If the beneficiary is a surviving spouse, he or she can delay starting RMDs until the later of 1) when the participant would have reached age 72 (or 70 ½ if born before July 1, 1949), or 2) when the spouse reaches age 72 (or 70 ½ if born before July 1, 1949). These rules were unchanged by the SECURE Act.
What did change were the distribution rules for non-spouse beneficiaries. Under the old rules, all non-spouse beneficiaries could “stretch” those distributions out over their own life expectancy. In other words, non-spouse beneficiaries could use the RMD tables to take annual distributions as opposed to taking everything out all at once. By doing this, they are only paying taxes on the annual RMD as opposed to entire account value. This tax planning strategy was employed by beneficiaries who did not immediately need the inherited account.

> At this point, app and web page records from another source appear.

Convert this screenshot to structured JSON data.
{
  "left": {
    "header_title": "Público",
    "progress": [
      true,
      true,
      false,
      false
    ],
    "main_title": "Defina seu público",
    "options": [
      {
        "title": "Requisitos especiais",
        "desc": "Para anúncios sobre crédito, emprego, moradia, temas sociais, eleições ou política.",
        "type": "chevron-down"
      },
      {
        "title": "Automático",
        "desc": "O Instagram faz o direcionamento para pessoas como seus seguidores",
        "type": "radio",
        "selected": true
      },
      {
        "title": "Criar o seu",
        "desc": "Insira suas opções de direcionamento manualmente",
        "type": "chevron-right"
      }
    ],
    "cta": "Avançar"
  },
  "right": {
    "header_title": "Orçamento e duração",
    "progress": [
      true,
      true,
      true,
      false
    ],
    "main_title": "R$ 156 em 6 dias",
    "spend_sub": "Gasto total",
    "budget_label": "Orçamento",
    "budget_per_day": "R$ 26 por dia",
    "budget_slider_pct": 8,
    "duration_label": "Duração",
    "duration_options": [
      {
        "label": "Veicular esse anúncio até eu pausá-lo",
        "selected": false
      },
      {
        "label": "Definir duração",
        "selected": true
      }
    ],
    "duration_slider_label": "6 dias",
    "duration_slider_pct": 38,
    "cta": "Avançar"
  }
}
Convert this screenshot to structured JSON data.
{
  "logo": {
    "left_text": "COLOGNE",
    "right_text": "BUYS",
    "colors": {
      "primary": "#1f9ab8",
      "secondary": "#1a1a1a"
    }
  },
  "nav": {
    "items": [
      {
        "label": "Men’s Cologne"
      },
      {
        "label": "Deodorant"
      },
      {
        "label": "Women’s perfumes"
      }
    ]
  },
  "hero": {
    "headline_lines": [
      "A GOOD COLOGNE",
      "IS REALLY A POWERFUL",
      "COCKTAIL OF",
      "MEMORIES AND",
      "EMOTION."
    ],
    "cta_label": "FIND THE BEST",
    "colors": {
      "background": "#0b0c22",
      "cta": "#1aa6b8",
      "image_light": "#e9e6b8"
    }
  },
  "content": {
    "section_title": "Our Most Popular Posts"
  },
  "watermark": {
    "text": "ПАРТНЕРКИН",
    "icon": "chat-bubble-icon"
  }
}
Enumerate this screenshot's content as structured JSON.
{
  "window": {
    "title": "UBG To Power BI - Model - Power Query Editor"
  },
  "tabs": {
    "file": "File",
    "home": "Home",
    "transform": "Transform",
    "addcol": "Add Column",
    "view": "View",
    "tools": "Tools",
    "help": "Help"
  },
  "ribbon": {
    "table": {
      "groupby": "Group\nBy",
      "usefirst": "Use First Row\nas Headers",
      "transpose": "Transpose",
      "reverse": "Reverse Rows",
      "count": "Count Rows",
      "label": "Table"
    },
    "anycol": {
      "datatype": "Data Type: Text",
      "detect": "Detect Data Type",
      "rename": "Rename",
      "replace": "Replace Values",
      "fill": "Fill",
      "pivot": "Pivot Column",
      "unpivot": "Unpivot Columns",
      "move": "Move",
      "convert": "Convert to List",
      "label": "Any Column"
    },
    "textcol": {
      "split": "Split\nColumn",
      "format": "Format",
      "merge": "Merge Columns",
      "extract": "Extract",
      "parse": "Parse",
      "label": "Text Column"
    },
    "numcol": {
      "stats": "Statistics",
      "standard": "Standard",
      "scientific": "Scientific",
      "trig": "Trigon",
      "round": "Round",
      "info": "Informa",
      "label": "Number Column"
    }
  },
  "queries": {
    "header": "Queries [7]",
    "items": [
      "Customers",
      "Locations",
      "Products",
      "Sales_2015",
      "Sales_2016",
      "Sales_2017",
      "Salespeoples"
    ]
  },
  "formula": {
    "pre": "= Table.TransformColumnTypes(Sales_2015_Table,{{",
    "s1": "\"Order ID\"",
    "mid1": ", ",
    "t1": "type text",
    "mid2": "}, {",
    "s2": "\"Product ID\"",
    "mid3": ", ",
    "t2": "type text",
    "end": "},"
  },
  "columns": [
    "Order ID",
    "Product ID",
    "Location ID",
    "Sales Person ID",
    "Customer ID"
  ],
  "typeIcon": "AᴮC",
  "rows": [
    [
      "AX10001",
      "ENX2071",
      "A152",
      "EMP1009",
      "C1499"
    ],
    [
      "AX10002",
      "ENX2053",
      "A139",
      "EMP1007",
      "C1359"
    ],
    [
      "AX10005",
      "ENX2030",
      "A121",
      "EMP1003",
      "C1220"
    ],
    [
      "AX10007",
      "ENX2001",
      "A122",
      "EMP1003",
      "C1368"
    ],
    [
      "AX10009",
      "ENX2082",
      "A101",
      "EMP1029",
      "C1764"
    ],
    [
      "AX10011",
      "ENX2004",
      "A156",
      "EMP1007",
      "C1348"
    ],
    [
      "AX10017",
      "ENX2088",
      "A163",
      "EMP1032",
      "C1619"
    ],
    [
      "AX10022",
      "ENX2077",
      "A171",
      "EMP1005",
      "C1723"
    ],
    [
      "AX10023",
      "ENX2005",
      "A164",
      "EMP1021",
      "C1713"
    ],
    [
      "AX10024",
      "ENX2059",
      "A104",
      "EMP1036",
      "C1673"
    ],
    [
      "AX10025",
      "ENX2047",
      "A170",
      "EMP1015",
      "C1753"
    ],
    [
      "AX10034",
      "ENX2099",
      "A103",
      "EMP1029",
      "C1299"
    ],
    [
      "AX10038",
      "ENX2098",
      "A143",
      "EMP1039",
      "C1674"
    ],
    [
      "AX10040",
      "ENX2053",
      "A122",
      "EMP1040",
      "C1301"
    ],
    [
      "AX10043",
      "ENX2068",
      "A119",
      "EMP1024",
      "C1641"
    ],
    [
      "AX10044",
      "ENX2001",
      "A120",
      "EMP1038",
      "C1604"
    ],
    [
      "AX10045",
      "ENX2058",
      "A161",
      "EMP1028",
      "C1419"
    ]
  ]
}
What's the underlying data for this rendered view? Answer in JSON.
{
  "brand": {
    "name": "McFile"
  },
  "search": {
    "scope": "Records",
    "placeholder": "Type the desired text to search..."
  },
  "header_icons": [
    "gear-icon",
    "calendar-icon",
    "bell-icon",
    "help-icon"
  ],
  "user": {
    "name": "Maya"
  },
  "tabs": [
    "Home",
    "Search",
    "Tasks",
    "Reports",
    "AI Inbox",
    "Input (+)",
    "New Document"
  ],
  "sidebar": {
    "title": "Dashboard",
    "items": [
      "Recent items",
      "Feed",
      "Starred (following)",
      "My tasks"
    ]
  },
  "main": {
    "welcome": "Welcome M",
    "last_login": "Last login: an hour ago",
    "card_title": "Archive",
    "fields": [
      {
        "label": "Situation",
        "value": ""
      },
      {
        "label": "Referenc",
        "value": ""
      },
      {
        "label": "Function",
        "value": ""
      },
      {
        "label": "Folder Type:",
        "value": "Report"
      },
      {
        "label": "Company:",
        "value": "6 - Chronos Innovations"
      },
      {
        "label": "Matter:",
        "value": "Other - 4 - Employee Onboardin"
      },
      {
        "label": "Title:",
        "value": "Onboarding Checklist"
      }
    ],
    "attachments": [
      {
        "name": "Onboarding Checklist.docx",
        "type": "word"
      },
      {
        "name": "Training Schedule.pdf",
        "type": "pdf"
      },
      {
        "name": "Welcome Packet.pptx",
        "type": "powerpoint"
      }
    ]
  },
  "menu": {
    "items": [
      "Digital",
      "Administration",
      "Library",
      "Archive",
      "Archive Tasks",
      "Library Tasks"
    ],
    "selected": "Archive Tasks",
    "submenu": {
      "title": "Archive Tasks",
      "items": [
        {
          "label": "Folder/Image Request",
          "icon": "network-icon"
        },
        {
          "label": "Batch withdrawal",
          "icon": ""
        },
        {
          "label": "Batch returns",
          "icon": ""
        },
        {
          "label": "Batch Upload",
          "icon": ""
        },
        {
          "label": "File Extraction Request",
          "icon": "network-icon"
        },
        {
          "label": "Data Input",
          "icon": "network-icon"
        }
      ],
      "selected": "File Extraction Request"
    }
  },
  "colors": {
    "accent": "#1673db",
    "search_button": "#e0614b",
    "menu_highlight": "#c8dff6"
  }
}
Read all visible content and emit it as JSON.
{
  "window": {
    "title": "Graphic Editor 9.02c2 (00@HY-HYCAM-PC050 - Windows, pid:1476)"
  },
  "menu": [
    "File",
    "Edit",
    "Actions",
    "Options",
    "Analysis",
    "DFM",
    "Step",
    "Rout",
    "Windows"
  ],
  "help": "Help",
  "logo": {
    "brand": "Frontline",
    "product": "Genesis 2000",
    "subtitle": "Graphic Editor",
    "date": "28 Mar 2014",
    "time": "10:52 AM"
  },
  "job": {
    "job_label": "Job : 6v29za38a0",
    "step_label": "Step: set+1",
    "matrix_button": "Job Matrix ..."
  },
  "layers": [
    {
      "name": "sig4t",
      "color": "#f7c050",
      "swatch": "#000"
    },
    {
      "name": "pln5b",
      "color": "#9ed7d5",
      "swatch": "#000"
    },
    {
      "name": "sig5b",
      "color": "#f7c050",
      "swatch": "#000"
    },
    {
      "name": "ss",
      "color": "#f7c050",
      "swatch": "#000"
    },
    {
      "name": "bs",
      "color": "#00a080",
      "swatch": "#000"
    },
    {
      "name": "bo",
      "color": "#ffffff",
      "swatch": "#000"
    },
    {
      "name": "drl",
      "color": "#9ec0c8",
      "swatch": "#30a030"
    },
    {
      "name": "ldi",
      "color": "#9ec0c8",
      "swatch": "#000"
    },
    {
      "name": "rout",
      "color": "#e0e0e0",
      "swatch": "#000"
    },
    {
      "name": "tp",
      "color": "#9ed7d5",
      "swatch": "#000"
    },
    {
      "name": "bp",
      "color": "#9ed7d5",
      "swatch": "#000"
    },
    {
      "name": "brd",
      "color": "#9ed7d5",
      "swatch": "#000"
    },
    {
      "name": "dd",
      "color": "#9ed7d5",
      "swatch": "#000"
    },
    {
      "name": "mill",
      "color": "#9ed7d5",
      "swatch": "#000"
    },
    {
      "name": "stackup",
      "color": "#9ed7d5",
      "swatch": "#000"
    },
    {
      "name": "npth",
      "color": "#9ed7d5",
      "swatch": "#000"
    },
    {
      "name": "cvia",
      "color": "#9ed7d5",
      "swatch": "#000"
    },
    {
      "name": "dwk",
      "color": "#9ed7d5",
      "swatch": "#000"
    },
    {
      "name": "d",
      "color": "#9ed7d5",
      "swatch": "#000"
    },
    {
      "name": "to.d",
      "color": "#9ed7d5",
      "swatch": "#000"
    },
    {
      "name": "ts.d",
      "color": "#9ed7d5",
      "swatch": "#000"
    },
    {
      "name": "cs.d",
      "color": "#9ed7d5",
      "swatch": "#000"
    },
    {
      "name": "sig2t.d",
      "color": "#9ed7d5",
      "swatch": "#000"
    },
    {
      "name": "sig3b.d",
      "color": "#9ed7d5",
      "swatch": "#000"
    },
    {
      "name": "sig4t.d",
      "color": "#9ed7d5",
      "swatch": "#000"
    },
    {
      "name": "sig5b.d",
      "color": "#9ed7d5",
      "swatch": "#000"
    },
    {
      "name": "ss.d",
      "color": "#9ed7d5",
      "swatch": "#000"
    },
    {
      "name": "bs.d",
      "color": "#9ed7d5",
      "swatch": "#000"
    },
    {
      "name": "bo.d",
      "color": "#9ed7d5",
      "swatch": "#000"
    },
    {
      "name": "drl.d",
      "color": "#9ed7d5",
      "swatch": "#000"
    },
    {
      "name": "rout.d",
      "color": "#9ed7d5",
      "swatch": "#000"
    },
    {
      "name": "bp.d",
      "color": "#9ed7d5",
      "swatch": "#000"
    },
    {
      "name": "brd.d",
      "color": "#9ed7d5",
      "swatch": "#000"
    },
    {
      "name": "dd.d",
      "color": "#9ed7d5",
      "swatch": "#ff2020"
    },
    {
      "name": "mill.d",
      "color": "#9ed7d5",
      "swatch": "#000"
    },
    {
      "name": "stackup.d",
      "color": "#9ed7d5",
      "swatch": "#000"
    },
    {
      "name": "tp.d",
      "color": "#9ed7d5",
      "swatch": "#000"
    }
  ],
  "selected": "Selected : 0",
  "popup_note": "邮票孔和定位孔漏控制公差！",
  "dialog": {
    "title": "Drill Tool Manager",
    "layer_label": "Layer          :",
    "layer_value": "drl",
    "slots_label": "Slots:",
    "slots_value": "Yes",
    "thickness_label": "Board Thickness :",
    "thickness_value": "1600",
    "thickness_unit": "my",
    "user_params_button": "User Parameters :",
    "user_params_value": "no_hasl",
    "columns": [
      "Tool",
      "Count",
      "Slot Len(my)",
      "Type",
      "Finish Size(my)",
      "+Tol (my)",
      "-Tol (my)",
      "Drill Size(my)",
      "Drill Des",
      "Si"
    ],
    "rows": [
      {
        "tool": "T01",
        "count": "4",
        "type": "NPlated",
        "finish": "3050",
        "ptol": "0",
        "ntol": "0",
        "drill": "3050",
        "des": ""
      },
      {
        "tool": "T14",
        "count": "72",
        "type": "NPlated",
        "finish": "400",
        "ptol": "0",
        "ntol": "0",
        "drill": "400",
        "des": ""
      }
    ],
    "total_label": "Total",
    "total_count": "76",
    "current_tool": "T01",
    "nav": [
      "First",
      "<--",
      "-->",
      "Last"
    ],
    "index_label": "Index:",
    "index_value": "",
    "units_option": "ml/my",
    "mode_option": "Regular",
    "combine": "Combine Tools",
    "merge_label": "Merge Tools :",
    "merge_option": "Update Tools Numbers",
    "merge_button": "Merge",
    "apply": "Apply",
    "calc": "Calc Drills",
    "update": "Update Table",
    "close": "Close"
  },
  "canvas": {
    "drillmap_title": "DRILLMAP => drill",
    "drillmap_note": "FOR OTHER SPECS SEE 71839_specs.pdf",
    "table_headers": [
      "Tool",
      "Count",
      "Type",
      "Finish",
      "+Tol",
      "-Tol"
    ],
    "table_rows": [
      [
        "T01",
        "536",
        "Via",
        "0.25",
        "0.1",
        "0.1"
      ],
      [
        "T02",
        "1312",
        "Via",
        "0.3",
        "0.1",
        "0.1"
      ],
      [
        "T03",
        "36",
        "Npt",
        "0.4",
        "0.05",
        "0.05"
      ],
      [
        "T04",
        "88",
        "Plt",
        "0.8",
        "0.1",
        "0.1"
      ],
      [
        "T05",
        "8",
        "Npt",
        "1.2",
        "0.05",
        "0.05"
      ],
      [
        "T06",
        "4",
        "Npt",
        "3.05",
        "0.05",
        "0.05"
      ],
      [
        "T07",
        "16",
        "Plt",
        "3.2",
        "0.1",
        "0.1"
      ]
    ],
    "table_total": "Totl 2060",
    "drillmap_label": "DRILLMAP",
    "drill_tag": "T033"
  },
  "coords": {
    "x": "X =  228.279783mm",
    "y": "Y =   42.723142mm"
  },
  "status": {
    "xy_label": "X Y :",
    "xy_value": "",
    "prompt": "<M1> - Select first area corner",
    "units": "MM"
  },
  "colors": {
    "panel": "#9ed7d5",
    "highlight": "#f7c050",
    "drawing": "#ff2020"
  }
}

However, under the SECURE Act only “eligible designated beneficiaries” can “stretch” RMDs. “Eligible designated beneficiaries” include surviving spouses, disabled individuals, chronically ill individuals, minor children, or individuals who are not more than 10 years younger than the account owner. Everyone else must withdraw the entire account within 10 years of the date of death. It does not matter when the withdrawals occur or how much. All that matters is that the account is completely empty by the end of the 10-year period.
Fixing a Missed Required Minimum Distribution
The IRS imposes a stiff excise tax on someone who fails to take an RMD. The penalty is equal to 50% of the amount that should have been withdrawn! Thankfully, the IRS recognizes that this is a common error and has established a procedure for correcting the mistake and requesting relief from the penalty.
The first step is to issue the missed RMDs immediately. If the mistake occurred within a retirement plan, the plan should use the procedures set forth in the IRS’s Employee Plans Compliance Resolution Program (“EPCRS”) to fix the error. However, in most cases this will not remove the excise tax. Instead, the participant must also file Form 5329 to report the mistake and request relief. This is important because the IRS has taken the position that the statute of limitations does not begin to run until Form 5329 is filed. Thus, imitating an ostrich and ignoring the problem simply isn’t an option.
Required minimum distributions ensure that an individual’s retirement account, whether employer or IRA, is distributed over his or her lifetime. The IRS places the responsibility for this on the participant. Therefore, it is vital that participants understand when they must begin RMDs and how those distributions are calculated. Finally, if an RMD is missed the participant must immediately take the required distribution, report the error to the IRS, and request relief from the excise tax. The IRS will generally grant the relief if the individual self-reports, acts quickly, and ensures that the mistake will not reoccur.